= RECORDS TO PROCESS =
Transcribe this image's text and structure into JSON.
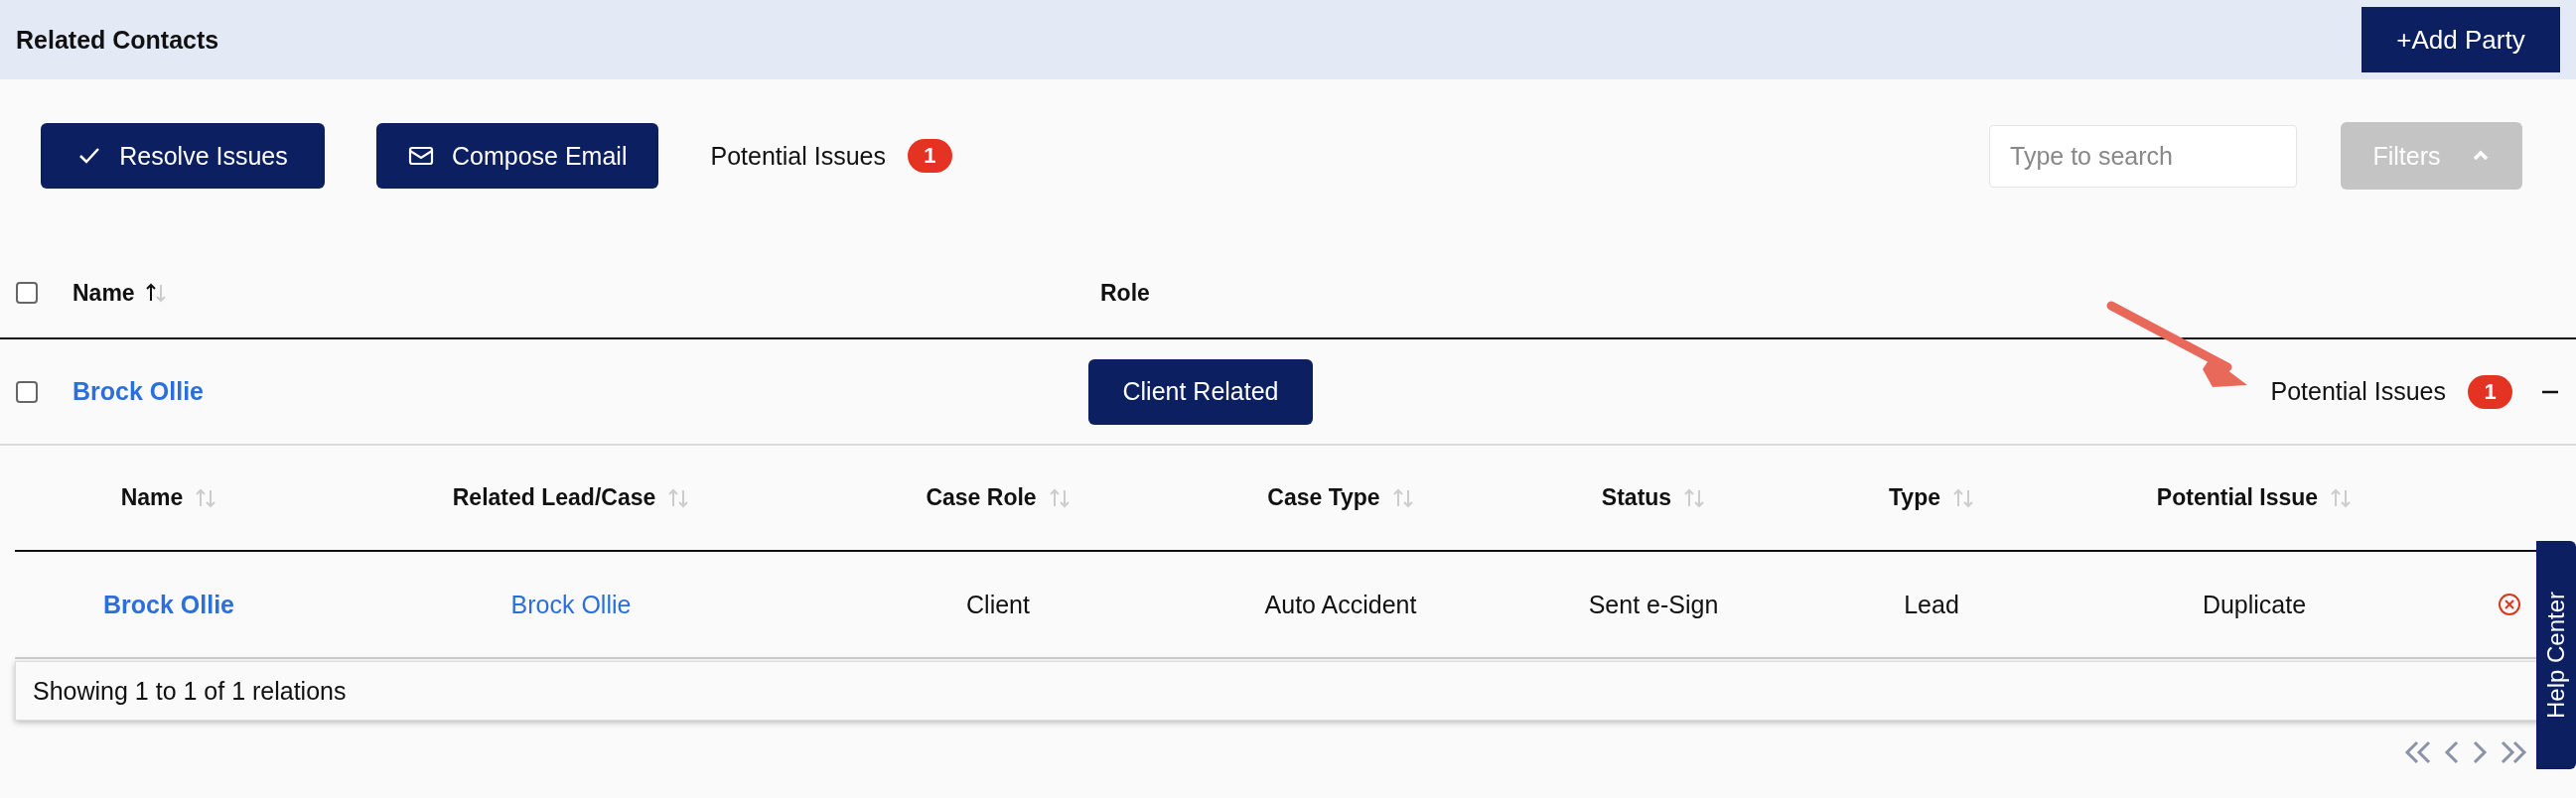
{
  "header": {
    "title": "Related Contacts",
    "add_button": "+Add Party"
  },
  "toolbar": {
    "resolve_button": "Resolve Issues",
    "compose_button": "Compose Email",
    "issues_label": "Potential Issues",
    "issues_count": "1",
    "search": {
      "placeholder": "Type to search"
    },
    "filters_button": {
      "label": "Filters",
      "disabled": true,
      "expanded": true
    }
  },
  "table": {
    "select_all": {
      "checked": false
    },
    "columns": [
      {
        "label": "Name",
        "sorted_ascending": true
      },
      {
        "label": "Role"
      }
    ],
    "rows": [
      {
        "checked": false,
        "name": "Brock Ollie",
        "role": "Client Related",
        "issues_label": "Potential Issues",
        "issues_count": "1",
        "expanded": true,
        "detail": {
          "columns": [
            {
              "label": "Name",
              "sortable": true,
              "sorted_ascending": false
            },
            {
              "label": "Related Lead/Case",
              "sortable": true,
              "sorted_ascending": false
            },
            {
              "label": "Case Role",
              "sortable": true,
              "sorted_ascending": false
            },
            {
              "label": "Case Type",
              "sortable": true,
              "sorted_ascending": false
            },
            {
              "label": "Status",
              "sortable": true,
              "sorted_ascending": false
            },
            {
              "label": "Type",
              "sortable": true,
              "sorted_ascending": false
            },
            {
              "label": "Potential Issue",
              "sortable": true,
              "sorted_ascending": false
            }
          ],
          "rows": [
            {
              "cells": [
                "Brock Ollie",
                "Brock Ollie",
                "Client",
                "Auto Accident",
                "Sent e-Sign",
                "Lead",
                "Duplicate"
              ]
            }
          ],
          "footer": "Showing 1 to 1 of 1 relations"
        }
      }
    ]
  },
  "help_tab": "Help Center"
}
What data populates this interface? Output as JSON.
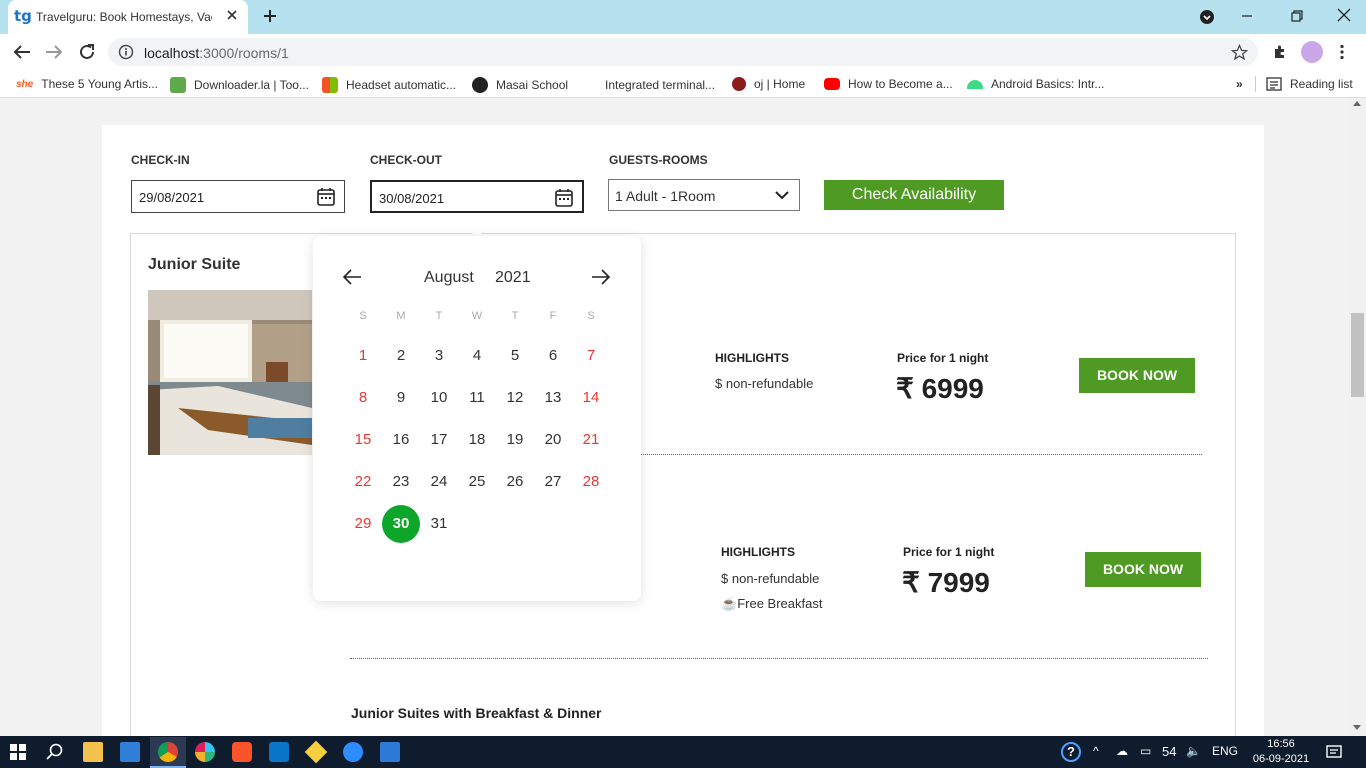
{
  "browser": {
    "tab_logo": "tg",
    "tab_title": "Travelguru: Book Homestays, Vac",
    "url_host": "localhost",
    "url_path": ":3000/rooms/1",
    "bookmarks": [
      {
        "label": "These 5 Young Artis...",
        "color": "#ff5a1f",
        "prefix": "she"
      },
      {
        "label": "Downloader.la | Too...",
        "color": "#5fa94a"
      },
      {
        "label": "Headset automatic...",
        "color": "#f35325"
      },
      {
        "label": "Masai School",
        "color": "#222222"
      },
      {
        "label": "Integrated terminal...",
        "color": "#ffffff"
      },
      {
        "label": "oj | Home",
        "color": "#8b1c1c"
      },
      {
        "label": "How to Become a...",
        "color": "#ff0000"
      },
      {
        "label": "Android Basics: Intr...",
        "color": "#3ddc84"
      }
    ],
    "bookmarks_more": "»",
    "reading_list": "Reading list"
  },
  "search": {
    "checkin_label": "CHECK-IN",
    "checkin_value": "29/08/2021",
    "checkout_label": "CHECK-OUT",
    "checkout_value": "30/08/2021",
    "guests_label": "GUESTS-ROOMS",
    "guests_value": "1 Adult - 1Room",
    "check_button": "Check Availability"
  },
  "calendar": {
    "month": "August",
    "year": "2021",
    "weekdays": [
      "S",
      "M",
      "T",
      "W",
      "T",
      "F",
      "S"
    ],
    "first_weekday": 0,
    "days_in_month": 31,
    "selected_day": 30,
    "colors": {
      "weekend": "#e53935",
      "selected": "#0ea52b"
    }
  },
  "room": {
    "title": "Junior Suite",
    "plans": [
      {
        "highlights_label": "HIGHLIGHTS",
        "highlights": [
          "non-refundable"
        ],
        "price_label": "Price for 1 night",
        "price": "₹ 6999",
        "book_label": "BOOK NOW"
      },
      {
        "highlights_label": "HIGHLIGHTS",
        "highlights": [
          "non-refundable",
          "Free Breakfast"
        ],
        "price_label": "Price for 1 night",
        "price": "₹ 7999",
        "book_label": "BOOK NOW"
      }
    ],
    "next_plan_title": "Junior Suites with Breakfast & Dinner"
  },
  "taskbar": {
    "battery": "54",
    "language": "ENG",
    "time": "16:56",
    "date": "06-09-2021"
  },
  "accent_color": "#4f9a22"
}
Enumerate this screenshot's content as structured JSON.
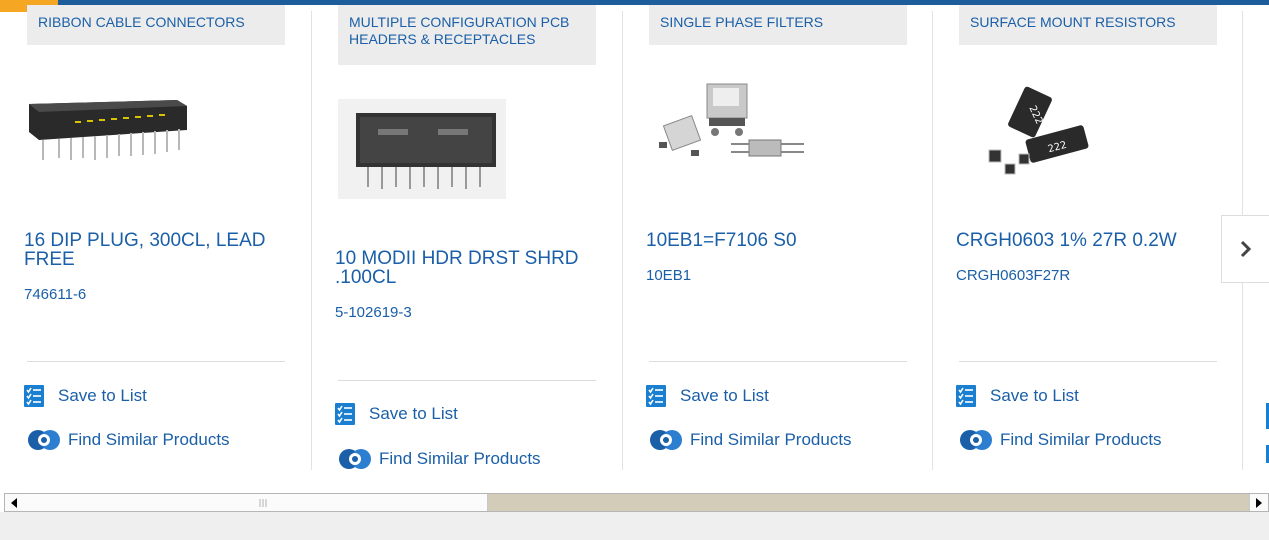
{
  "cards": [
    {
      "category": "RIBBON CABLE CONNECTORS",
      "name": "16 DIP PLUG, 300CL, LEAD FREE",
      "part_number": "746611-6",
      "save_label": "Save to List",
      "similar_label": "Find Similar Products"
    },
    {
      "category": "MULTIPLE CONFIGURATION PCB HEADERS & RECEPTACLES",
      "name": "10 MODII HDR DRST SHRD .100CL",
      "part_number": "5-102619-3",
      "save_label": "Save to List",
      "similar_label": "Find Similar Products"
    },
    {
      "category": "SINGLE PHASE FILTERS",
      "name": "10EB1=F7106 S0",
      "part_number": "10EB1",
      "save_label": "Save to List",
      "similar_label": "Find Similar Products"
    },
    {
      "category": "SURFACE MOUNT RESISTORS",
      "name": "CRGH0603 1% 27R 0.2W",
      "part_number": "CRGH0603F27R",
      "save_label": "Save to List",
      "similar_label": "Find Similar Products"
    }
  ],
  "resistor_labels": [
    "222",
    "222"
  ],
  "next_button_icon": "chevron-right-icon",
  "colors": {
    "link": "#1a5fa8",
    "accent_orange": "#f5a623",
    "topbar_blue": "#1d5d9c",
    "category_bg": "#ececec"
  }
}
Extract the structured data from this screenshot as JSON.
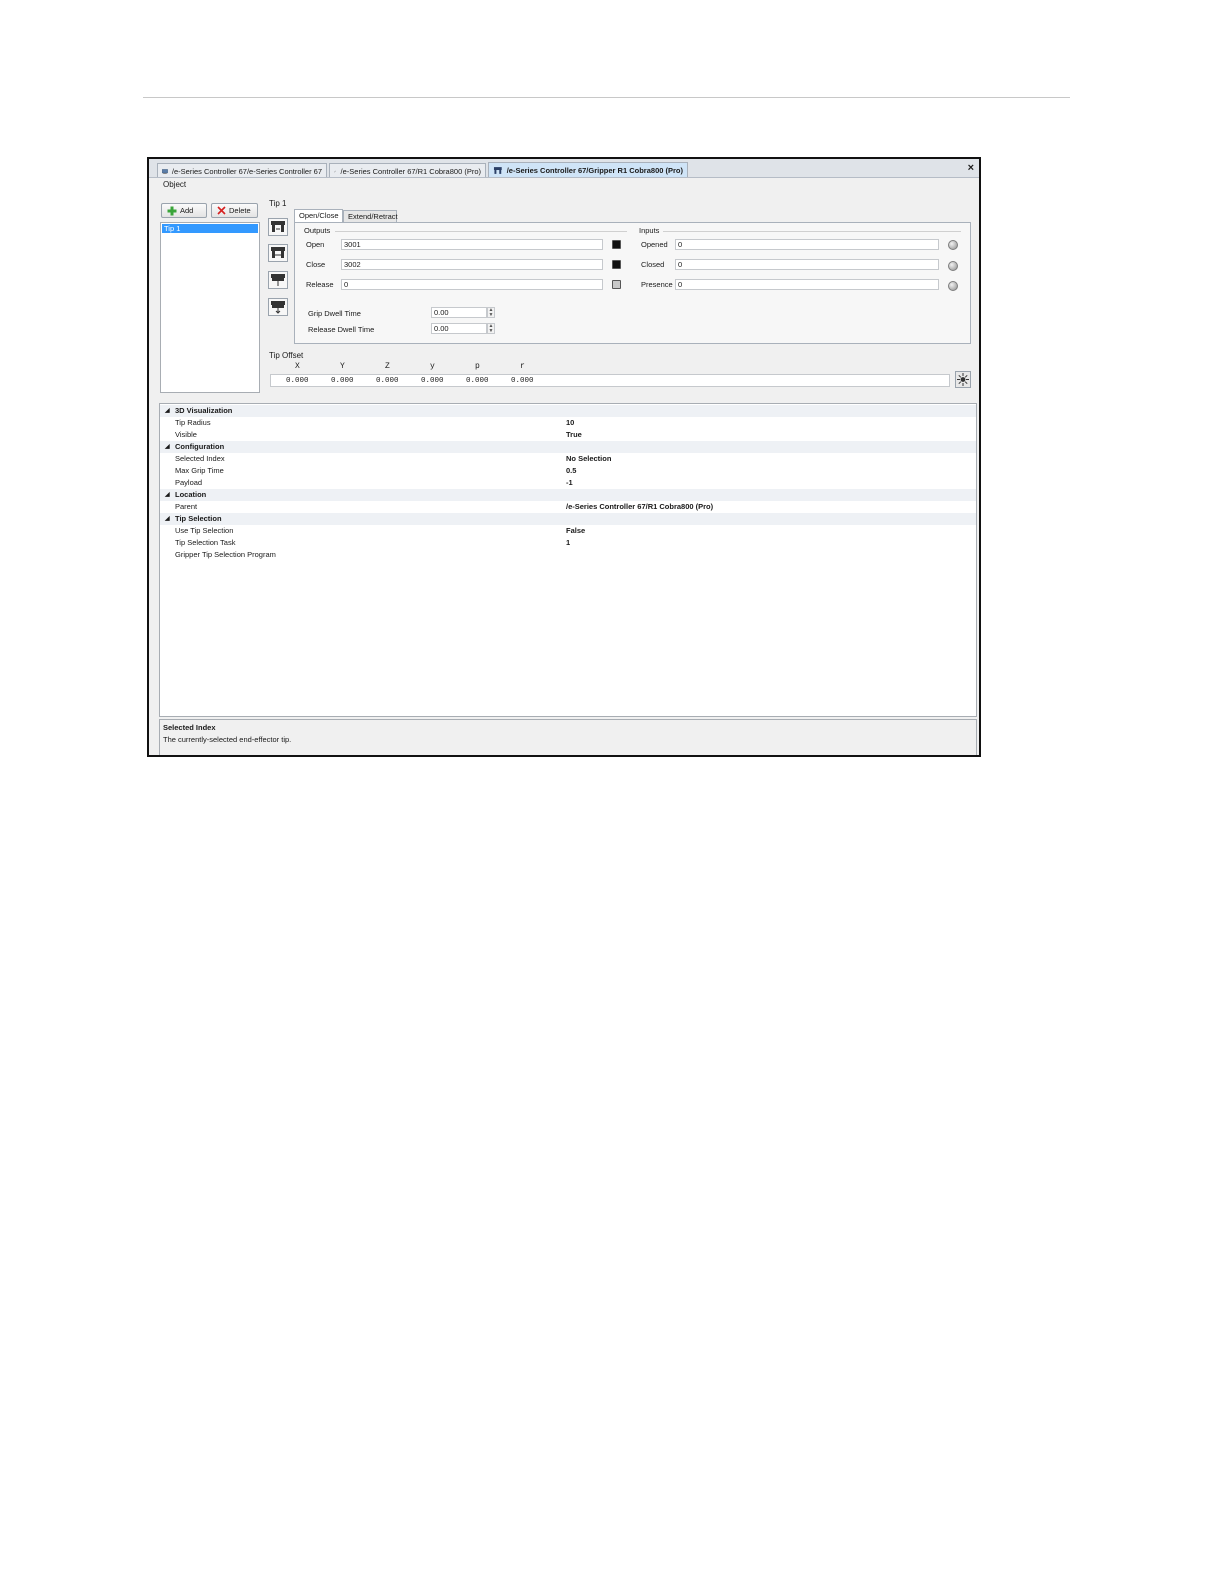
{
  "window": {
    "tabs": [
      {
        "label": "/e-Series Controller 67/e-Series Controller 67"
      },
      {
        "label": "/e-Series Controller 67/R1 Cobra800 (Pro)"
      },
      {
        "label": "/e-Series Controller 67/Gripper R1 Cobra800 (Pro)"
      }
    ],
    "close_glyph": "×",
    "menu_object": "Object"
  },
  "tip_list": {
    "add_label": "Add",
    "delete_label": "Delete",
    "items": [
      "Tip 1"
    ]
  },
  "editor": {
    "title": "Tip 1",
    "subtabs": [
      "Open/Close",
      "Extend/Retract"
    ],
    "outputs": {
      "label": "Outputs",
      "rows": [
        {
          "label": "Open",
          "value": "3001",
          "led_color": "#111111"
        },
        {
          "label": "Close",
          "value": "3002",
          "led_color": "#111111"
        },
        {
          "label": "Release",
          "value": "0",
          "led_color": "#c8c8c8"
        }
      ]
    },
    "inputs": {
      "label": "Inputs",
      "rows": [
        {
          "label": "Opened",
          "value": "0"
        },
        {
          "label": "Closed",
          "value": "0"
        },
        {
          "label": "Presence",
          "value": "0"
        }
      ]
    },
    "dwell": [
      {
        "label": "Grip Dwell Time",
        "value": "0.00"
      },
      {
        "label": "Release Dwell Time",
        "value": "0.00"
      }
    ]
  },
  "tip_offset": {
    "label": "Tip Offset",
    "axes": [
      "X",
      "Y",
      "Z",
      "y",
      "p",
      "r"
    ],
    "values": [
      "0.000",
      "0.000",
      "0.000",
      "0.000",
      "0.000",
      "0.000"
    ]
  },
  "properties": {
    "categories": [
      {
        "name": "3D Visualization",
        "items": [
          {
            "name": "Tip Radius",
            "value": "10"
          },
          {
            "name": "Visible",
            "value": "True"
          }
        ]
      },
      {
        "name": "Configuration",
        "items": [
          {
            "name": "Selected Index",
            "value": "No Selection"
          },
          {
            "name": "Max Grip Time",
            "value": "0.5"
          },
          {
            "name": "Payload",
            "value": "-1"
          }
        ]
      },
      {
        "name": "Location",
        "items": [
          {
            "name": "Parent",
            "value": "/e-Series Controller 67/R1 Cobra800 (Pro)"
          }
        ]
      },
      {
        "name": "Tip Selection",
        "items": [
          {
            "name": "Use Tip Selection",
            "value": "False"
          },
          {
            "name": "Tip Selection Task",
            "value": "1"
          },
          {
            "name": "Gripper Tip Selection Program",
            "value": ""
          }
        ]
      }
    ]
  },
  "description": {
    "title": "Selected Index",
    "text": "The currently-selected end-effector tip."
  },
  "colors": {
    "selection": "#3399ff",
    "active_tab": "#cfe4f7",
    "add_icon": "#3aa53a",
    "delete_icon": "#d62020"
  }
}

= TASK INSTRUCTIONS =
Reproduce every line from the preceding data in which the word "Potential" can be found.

= ANSWER TO THIS PROBLEM =
    "issues_label": "Potential Issues",
        "issues_label": "Potential Issues",
              "label": "Potential Issue",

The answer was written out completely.